*Work required*: Write every record below out exactly; no images.

*Available data*:
>>>>
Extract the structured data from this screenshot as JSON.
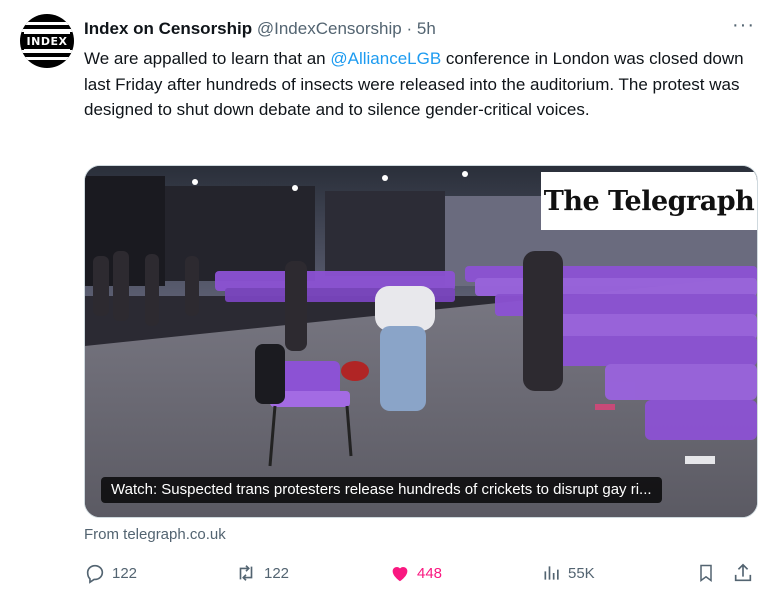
{
  "tweet": {
    "author_name": "Index on Censorship",
    "handle": "@IndexCensorship",
    "separator": "·",
    "time": "5h",
    "more_label": "···",
    "avatar_text": "INDEX",
    "text_before": "We are appalled to learn that an ",
    "mention": "@AllianceLGB",
    "text_after": " conference in London was closed down last Friday after hundreds of insects were released into the auditorium. The protest was designed to shut down debate and to silence gender-critical voices."
  },
  "media": {
    "brand": "The Telegraph",
    "caption": "Watch: Suspected trans protesters release hundreds of crickets to disrupt gay ri..."
  },
  "card": {
    "source": "From telegraph.co.uk"
  },
  "actions": {
    "replies": "122",
    "reposts": "122",
    "likes": "448",
    "views": "55K"
  },
  "colors": {
    "accent": "#1d9bf0",
    "like": "#f91880",
    "muted": "#536471",
    "chair": "#8c52d4"
  }
}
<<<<
*Task solution*:
Extract the structured data from this screenshot as JSON.
{
  "tweet": {
    "author_name": "Index on Censorship",
    "handle": "@IndexCensorship",
    "separator": "·",
    "time": "5h",
    "more_label": "···",
    "avatar_text": "INDEX",
    "text_before": "We are appalled to learn that an ",
    "mention": "@AllianceLGB",
    "text_after": " conference in London was closed down last Friday after hundreds of insects were released into the auditorium. The protest was designed to shut down debate and to silence gender-critical voices."
  },
  "media": {
    "brand": "The Telegraph",
    "caption": "Watch: Suspected trans protesters release hundreds of crickets to disrupt gay ri..."
  },
  "card": {
    "source": "From telegraph.co.uk"
  },
  "actions": {
    "replies": "122",
    "reposts": "122",
    "likes": "448",
    "views": "55K"
  },
  "colors": {
    "accent": "#1d9bf0",
    "like": "#f91880",
    "muted": "#536471",
    "chair": "#8c52d4"
  }
}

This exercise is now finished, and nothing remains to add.